An important addition to these efforts would be enacting local and national legislation to prevent unjust evictions.

Thinking bigger

As more and more people have affordable housing, with costs covered by the federal government, it will raise the question whether more substantial changes are called for – to increase efficiency and fairness, and treat housing less like a commodity and more like a public good. The complex interaction with PHAs under the voucher program could be eliminated if tenants received cash based on the need to pay rent, but are allowed to decide how best to use the cash themselves.

Innovative strategies will require thinking outside of the box, like with limited equity cooperatives: a model where residents as a group own the property, and the value of financial appreciation stays with the collective.

Further outside the box would be a more universal guarantee: rather than everyone who needs it getting help paying rent, we can imagine a system where everyone gets a modest home, for free, at age 22, and can live in it or trade it back in for a new model if they move or their family composition changes, the way that every parent now can send their five-year-old to their public school. If people wanted more than “modest” they could certainly pay for that, the way some people pay for private school now, but it would become an expectation that government would ensure that decent housing is available to everyone. People who rely now on their homes as investments would have money to invest in less volatile and more job-intensive assets.

First steps – This is a broad strategy, so it’s helpful to break things down to discreet tactics.

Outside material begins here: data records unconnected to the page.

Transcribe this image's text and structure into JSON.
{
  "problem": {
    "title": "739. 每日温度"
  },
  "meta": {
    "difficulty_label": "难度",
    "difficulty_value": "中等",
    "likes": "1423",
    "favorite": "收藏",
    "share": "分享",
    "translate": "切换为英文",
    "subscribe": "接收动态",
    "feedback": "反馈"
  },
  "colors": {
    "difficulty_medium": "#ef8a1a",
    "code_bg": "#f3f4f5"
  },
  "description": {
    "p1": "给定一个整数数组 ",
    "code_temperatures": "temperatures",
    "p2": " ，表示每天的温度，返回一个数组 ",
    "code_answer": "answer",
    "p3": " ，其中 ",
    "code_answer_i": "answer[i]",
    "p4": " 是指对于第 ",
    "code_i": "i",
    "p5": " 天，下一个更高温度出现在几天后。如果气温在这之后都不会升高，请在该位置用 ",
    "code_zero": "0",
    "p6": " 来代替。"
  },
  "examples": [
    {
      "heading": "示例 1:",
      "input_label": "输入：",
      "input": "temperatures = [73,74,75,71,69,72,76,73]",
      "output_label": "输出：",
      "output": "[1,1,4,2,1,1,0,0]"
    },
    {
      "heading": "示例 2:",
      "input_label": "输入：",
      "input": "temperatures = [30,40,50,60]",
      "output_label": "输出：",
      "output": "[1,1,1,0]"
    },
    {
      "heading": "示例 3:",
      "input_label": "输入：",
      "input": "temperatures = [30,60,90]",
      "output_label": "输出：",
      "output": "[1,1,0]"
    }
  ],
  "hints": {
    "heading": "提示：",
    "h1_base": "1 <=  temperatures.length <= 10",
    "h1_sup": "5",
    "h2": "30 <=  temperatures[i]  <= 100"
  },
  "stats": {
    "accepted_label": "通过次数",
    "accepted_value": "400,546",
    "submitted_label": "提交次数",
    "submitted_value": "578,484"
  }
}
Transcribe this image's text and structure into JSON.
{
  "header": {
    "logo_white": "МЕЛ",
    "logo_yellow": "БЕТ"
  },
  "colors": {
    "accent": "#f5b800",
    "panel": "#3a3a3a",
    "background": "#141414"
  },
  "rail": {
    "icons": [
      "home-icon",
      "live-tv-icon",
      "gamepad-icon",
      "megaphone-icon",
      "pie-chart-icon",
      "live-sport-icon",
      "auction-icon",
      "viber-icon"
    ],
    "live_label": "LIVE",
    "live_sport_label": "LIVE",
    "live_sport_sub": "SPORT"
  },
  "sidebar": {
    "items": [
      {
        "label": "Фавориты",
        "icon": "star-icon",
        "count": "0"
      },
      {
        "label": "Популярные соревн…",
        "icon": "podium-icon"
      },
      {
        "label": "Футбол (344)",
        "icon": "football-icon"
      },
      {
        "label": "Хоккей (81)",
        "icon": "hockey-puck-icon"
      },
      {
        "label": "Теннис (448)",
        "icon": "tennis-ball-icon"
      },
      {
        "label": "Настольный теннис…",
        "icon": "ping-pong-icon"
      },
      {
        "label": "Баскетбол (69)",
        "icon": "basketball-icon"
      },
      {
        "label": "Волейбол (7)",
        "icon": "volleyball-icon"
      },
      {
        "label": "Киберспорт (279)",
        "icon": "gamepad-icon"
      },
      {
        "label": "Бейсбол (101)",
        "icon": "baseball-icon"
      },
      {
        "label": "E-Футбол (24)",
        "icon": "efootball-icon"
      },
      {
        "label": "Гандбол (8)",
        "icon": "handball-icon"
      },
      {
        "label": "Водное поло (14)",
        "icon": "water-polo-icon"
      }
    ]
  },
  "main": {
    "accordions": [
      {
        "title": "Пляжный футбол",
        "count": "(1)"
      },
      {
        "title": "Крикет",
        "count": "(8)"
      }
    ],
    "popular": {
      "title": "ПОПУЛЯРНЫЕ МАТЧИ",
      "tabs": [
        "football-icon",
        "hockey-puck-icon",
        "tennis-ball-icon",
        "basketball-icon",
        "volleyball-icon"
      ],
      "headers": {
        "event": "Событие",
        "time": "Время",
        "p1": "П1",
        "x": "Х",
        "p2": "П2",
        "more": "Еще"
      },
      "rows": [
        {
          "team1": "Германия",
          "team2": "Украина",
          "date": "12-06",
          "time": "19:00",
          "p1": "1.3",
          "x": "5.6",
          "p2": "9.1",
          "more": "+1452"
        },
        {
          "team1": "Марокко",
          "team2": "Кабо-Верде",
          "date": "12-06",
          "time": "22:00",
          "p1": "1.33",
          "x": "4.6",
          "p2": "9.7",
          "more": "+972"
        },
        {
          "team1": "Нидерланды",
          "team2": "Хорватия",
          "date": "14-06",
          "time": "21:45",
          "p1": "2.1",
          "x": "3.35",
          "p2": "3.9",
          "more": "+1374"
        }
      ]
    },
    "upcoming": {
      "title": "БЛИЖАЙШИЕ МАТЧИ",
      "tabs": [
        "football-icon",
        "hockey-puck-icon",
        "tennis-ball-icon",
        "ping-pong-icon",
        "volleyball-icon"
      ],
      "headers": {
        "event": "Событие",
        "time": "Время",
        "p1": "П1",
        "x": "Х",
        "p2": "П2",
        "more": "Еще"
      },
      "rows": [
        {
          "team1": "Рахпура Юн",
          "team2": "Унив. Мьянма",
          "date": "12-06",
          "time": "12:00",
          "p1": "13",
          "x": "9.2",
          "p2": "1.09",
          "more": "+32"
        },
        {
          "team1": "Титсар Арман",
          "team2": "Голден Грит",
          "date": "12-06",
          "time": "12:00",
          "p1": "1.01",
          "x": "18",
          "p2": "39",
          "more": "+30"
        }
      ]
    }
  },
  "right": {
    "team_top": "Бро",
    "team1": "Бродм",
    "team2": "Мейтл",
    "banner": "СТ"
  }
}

My suggestion is to focus on the following items:


  1. advocate for increased vouchers, as included in the Build Back Better legislation and in the President’s budget request for fiscal year 2022;
  1. research the amount of new development that will ultimately be needed and where;
  1. push hard for communities to implement the affirmatively furthering fair housing requirements;
  1. build local organizing and advocacy capacity; build alliances among advocates and policymakers; and
  1. seek commitments from Congressional allies about the pace of increases to funding programs.

A few small things!